* **Exercise details**
As soon as the line containing "What's the underlying" appears, copy it and every following line word for word until the records end.

Source records:
_ _ _ _
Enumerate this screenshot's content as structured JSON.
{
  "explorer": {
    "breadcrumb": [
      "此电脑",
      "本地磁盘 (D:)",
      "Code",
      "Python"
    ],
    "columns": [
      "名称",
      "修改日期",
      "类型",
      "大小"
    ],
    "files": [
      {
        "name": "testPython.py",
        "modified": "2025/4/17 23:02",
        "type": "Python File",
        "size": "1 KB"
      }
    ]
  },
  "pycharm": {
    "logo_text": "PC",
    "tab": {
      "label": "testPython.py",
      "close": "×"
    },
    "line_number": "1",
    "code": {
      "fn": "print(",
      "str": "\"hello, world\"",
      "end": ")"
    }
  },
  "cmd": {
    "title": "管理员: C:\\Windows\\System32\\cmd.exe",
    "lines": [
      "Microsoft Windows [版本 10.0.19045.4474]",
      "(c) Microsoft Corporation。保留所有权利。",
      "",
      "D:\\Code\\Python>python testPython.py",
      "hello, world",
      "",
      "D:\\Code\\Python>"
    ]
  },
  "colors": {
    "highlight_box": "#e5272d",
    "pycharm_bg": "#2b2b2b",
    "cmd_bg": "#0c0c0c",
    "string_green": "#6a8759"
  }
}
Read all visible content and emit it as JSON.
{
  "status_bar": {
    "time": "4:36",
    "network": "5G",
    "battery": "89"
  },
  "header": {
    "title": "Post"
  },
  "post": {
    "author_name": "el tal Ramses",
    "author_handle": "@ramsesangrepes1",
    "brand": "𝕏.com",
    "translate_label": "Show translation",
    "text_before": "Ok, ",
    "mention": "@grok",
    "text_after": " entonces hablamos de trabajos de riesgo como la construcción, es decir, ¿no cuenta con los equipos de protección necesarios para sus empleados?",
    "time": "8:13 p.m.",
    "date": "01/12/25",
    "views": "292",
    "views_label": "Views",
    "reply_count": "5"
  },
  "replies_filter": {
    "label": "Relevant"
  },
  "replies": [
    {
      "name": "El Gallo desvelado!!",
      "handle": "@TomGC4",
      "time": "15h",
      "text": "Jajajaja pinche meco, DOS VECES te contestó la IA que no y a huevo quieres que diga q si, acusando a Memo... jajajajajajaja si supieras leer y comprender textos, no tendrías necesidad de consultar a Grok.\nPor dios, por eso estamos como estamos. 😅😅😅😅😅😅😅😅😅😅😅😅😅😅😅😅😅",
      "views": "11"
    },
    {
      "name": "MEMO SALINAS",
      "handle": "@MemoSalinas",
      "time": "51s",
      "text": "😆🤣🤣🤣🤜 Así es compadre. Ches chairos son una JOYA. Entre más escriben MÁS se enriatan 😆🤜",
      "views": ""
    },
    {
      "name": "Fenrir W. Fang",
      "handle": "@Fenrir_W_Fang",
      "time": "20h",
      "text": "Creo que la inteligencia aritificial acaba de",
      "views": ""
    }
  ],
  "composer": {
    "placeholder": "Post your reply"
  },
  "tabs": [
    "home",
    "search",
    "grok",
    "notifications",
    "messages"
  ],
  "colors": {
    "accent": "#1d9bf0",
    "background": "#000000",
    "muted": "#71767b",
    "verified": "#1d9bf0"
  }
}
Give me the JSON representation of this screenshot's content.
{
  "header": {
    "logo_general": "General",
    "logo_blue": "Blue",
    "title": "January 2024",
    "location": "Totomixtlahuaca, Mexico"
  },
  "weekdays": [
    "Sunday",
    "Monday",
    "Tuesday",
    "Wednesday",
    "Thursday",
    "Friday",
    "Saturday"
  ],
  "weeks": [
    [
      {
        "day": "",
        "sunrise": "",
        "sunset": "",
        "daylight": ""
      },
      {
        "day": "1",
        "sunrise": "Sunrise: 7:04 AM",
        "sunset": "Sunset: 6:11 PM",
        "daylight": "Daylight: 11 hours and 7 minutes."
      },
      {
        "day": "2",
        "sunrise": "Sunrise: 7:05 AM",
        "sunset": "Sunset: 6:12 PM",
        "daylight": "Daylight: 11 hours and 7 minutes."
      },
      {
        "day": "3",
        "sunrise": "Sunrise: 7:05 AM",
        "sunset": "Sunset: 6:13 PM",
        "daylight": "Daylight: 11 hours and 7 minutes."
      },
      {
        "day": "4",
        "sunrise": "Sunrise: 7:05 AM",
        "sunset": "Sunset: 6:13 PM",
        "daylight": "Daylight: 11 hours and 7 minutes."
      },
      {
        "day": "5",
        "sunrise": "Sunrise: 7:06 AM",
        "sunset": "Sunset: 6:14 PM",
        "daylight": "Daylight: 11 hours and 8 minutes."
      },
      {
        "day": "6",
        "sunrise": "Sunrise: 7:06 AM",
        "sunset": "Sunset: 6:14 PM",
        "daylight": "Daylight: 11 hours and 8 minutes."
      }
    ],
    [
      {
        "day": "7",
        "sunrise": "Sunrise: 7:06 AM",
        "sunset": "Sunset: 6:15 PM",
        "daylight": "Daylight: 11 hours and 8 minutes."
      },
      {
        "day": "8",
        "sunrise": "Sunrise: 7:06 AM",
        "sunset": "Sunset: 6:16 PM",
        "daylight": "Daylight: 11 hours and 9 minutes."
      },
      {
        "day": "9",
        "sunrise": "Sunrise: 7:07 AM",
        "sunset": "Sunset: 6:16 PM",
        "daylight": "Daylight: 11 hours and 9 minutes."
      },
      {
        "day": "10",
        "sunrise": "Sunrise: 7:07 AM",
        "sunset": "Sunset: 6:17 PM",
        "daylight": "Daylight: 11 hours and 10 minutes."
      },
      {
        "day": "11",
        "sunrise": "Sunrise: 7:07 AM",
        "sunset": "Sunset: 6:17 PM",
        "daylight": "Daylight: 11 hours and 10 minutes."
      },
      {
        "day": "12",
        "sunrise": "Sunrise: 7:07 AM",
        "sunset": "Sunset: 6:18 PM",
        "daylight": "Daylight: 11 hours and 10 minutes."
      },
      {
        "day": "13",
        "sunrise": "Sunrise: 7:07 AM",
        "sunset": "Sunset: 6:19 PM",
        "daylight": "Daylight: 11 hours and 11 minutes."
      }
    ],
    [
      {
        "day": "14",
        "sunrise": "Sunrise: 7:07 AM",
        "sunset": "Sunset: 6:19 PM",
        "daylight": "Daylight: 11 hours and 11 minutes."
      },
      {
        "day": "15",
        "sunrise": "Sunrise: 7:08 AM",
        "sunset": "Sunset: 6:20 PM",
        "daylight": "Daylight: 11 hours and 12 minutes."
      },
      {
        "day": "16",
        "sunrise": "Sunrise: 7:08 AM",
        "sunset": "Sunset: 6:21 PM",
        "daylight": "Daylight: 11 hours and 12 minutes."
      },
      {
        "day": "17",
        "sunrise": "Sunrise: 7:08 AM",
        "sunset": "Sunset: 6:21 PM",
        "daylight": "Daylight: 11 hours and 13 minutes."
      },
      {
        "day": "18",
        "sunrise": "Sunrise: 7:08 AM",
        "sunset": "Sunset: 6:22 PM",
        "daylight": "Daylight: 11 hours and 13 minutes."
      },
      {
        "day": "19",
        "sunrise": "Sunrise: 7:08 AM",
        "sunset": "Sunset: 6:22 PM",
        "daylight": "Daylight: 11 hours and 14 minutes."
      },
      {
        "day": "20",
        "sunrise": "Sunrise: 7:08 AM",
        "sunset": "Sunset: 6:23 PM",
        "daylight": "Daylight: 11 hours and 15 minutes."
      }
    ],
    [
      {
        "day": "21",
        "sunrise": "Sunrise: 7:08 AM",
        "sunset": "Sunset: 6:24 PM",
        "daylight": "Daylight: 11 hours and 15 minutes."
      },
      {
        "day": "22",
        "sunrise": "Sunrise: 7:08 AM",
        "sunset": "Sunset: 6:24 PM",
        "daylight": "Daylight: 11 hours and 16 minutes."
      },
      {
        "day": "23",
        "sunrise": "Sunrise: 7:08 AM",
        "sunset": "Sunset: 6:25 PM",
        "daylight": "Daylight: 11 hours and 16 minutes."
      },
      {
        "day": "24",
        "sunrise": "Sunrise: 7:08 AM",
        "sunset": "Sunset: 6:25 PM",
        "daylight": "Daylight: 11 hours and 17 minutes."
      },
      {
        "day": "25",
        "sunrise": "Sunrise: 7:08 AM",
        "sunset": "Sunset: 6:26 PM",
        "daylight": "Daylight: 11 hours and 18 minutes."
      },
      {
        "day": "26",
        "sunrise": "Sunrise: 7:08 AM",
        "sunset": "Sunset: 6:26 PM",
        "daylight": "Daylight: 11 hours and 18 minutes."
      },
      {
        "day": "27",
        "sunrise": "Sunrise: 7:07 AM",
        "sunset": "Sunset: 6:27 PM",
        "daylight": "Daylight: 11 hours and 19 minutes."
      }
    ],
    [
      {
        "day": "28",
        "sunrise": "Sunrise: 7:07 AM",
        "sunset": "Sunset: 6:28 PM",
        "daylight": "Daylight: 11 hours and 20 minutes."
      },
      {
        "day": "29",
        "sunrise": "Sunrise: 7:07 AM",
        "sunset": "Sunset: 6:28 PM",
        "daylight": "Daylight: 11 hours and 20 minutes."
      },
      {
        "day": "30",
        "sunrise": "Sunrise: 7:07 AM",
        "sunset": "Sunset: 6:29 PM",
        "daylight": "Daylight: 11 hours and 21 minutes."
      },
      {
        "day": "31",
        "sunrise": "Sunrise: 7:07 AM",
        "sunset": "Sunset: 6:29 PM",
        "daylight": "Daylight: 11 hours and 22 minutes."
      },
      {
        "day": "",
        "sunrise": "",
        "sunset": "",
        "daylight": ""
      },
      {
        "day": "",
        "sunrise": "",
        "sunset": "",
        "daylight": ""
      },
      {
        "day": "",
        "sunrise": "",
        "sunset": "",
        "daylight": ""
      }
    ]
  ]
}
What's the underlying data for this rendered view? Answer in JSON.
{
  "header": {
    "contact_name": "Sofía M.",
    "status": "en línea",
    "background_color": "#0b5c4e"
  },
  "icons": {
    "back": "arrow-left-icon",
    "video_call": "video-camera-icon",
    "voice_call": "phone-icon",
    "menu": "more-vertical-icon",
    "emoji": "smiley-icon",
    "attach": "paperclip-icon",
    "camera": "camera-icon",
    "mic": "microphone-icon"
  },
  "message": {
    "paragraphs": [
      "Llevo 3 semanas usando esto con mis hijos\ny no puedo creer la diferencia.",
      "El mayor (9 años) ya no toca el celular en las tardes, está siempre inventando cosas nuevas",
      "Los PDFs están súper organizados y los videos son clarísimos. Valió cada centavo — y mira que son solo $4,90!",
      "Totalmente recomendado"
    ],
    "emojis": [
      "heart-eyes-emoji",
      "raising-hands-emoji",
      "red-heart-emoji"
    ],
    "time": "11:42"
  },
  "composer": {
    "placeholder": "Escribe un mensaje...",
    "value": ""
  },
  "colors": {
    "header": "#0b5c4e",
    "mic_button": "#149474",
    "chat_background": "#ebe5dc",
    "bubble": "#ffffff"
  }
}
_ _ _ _
* **Written answer**
What's the underlying data for this rendered view? Answer in JSON.
{
  "header": {
    "contact_name": "Sofía M.",
    "status": "en línea",
    "background_color": "#0b5c4e"
  },
  "icons": {
    "back": "arrow-left-icon",
    "video_call": "video-camera-icon",
    "voice_call": "phone-icon",
    "menu": "more-vertical-icon",
    "emoji": "smiley-icon",
    "attach": "paperclip-icon",
    "camera": "camera-icon",
    "mic": "microphone-icon"
  },
  "message": {
    "paragraphs": [
      "Llevo 3 semanas usando esto con mis hijos\ny no puedo creer la diferencia.",
      "El mayor (9 años) ya no toca el celular en las tardes, está siempre inventando cosas nuevas",
      "Los PDFs están súper organizados y los videos son clarísimos. Valió cada centavo — y mira que son solo $4,90!",
      "Totalmente recomendado"
    ],
    "emojis": [
      "heart-eyes-emoji",
      "raising-hands-emoji",
      "red-heart-emoji"
    ],
    "time": "11:42"
  },
  "composer": {
    "placeholder": "Escribe un mensaje...",
    "value": ""
  },
  "colors": {
    "header": "#0b5c4e",
    "mic_button": "#149474",
    "chat_background": "#ebe5dc",
    "bubble": "#ffffff"
  }
}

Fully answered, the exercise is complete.